Ringmaster Johnathan Lee Iverson addressed the accident as he spoke to fans on Thursday shortly after the circus opened its eight-show run in Connecticut's capital. He thanked the circus crew and first responders for their efforts, and thanked the crowd for its support.

"Our young ladies are recovering, they're in great spirits," he said as the crowd roared with approval. "They want us to let you know, and I quote, they feel your prayers, they feel your thoughts, they feel your concerns."

The women were injured during a stunt Sunday in Providence in which they hung by their hair from a frame as a "human chandelier." A clip securing the frame to the rafters snapped, sending them plummeting about 20 feet to the ground.

During a news conference earlier Thursday, circus spokesman Stephen Payne said federal health and safety inspectors and circus officials have not identified why that clip failed.

Seven acrobats remain hospitalized, two in serious condition. The others are in fair conditions and three have asked that their medical conditions not be made public. One of the injured acrobats was released Tuesday.

Members of the Feld family released an open letter to the people of Providence on Friday, saying they've been deeply touched by their support. Feld Entertainment is Ringling's parent company.

"Now more than ever, Providence will hold a special place in our hearts.
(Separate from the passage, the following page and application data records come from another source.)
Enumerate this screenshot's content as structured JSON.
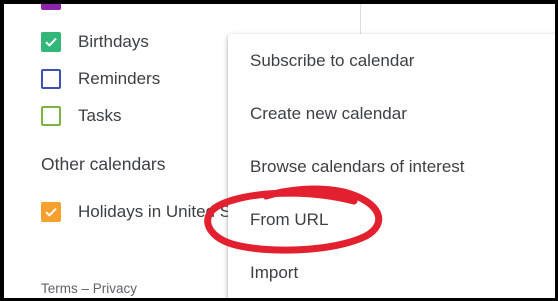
{
  "calendars": {
    "my_calendars": [
      {
        "label": "",
        "checked": true,
        "color": "#8e24aa"
      },
      {
        "label": "Birthdays",
        "checked": true,
        "color": "#33b679"
      },
      {
        "label": "Reminders",
        "checked": false,
        "color": "#3f51b5"
      },
      {
        "label": "Tasks",
        "checked": false,
        "color": "#7cb342"
      }
    ],
    "other_calendars_title": "Other calendars",
    "other_calendars": [
      {
        "label": "Holidays in United States",
        "checked": true,
        "color": "#f6a02d"
      }
    ]
  },
  "footer": {
    "links": "Terms – Privacy"
  },
  "menu": {
    "items": [
      {
        "label": "Subscribe to calendar"
      },
      {
        "label": "Create new calendar"
      },
      {
        "label": "Browse calendars of interest"
      },
      {
        "label": "From URL",
        "highlighted": true
      },
      {
        "label": "Import"
      }
    ]
  },
  "colors": {
    "annotation": "#e3202f",
    "text": "#3c4043"
  }
}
We deeply appreciate your continued thoughts, prayers and support, and we look forward to bringing Ringling Bros. and Barnum &Bailey back to Providence next year and for many years to come," the letter said.

The Felds also thanked first responders and the medical staff at Rhode Island Hospital, where the injured performers are being treated.

The aerial stunt won't be replaced "at this time," Nicole Feld said Thursday. "We'll look and see how the recovery process goes," she said.

As the circus officials spoke, lionesses, tigers and a leopard could be heard roaring and growling in an area behind a curtain.

A rehearsal will "smooth the transitions" between acts to make sure the show runs smoothly without the hair-hanging act, Feld said.

Asked if a net might be used in the future, Payne said that because the act went up and down, "We're not entirely sure a net would have really added any safety feature."

Iverson said first responders in Providence "may have saved a life or two."

Payne said the margin for safety for the performance was satisfactory. "We feel that our safety standards are impeccable," he said.

Thursday's show went off without incident.

NBC 10 News contributed to this report.